Unit 4 Family Materials

Relating Multiplication to Division

Relating Multiplication to Division

In this unit, students make sense of division and learn to multiply and divide whole numbers within 100. They also use the four operations to represent and solve two-step word problems. Students work toward these end-of-year goals:

  • fluently multiply and divide within 100
  • know from memory all products of two one-digit numbers

Section A: What is Division?

In this section, students think about division in terms of equal-size groups, just as they have done with multiplication. For instance, the expression \(30 \div 5\) can represent putting 30 objects into 5 equal groups, or putting 30 objects into groups of 5. Students see that, in general, dividing can mean answering the question "how much is in one group?" or "how many equal groups can be made?"

30 objects put into 5 equal groups

Groups of dots.

30 objects put into groups of 5

equal sized groups. 30 objects in groups of 5

Section B: Relating Multiplication and Division

In this section, students make connections between the result of division and the missing factor in a multiplication equation.

For example, the value of \(30 \div 6\) is the missing factor in \(\underline{\hspace{1 cm}} \times 6 = 30\). This understanding helps students recognize division facts based on the multiplication facts they know.

Students also learn to use properties of operations to multiply. For example, if they know \(3 \times 7\), they also know \(7 \times 3\).

They can also decompose (or break apart) the 7 in \(7 \times 3\) into 5 and 2, and then find \((5 \times 3) + (2 \times 3)\). An area diagram can show this strategy for multiplying.

Area diagram.

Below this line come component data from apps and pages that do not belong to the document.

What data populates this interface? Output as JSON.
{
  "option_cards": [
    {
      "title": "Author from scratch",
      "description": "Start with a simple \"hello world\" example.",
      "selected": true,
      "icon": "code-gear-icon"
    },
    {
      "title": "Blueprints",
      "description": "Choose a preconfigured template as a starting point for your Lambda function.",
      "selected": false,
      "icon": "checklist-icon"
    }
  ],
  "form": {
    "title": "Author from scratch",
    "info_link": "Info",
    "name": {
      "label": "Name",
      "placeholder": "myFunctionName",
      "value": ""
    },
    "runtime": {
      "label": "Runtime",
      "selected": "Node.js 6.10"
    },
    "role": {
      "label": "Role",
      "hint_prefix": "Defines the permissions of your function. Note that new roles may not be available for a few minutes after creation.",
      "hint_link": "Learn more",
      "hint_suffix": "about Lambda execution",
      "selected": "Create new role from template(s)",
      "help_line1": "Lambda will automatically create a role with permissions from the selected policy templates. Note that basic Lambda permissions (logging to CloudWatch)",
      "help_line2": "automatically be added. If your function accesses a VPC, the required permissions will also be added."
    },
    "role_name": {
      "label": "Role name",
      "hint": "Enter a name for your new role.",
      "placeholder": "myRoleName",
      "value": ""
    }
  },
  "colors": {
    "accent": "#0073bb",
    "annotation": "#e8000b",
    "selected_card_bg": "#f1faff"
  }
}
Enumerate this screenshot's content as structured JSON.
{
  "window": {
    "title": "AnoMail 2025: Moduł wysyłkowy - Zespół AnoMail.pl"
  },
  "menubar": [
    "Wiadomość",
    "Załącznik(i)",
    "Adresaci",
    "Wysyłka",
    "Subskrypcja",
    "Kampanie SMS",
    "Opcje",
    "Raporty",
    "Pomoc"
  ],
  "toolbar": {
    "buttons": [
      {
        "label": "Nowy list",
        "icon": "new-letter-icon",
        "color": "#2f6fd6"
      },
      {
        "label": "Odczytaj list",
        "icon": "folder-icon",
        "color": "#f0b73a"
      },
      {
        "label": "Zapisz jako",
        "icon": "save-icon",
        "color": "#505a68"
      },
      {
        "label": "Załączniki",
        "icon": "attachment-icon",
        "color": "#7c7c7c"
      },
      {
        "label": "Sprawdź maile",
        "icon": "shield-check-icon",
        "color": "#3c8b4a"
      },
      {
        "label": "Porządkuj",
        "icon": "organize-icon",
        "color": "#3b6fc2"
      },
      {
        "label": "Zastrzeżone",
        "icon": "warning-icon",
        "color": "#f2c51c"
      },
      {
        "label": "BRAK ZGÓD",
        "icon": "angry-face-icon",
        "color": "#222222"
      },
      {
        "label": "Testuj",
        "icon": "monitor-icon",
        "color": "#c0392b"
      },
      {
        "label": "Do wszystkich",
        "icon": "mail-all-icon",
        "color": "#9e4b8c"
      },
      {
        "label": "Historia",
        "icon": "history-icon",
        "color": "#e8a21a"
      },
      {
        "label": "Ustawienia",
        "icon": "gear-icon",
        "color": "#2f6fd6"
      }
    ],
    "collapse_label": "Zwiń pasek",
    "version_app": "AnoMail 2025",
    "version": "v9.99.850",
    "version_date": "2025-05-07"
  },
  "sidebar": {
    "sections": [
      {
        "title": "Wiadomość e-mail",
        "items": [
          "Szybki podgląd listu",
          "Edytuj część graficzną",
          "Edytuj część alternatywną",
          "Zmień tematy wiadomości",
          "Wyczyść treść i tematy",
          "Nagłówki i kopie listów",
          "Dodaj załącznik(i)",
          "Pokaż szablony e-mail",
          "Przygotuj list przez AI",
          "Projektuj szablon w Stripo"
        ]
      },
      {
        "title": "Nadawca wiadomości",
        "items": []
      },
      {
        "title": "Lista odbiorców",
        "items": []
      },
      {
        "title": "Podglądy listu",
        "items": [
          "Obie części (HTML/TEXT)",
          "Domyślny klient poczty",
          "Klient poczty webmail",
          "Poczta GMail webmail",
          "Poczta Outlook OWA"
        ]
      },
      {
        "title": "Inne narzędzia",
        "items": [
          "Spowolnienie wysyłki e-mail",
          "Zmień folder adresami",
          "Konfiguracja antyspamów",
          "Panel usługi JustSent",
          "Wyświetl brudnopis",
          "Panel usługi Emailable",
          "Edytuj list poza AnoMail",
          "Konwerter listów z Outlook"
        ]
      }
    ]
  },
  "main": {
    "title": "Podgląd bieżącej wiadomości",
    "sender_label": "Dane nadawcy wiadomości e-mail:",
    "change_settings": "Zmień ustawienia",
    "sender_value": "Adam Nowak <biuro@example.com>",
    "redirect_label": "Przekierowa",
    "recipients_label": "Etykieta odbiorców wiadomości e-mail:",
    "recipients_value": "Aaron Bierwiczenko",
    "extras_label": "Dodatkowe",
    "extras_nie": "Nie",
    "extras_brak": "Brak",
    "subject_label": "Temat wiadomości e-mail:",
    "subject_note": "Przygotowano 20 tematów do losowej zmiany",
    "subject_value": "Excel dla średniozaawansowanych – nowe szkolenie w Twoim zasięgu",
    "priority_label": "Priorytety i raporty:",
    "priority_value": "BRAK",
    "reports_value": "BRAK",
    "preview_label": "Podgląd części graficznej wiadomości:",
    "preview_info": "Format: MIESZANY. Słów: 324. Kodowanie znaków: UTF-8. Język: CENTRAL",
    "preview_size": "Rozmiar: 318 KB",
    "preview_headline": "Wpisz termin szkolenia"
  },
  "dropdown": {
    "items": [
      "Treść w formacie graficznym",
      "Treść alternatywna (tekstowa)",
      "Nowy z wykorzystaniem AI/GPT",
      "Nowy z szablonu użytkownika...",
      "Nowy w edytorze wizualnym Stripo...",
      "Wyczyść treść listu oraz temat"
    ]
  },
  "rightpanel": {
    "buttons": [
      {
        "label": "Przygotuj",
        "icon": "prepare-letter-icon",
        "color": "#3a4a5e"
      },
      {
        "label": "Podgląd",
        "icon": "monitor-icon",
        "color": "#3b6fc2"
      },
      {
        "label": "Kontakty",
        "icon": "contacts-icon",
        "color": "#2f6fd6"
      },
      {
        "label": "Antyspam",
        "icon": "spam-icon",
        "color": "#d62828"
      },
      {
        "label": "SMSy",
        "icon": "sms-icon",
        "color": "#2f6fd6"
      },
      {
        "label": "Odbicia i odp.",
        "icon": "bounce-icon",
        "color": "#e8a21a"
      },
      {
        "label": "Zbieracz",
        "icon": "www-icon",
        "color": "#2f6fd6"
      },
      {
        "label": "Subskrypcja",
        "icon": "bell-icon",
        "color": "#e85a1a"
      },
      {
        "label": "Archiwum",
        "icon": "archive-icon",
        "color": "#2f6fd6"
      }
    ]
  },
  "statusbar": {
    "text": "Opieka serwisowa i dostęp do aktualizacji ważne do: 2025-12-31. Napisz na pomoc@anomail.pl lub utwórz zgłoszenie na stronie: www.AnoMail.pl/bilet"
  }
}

Section C: Multiplying Larger Numbers

In this section, students use different strategies to multiply larger numbers. First, they multiply a single-digit number by a multiple of 10, relying on what they know about place value. For instance, \(2 \times 40\) means 2 groups of 4 tens, or \(2 \times 4 \times 10\). Then, they multiply a single-digit number by other two-digit numbers.

Students see that it is helpful to break apart the two-digit numbers by place value, into tens and ones. For example, \(3 \times 15\) can be calculated by finding \(3 \times 10\) and \(3 \times 5\). They use base-ten blocks or diagrams and area diagrams (with and without a grid) to help them find such products.

base-ten blocks or diagrams

Base ten blocks or diagrams.

gridded area diagram

Area diagram.

ungridded area diagram

Ungridded area diagram.

Section D: Dividing Larger Numbers

In this section, students divide larger numbers. They continue to use the relationship between multiplication and division and their understanding of place value to find quotients. For example, to find the value of \(78 \div 3\), they may think about putting 78 in 3 equal groups and use multiplication to find what is in each group.

\(3 \times 10 = 30\)
\(3 \times 10 = 30\)
\(3 \times 6 = 18\)
\(10 + 10 + 6 = 26\)

\(3 \times 20 = 60\)
\(3 \times 6 = 18\)
\(20 + 6 = 26\)

Try it at home!

Near the end of the unit, ask your student to find answers to the following problems:

  • \(6 \times 16\)
  • \(98 \div 7\)

Questions that may be helpful as they work:

  • How did you break up the problem to make it easier for you to solve?
  • Can you rewrite the division problem as a multiplication problem?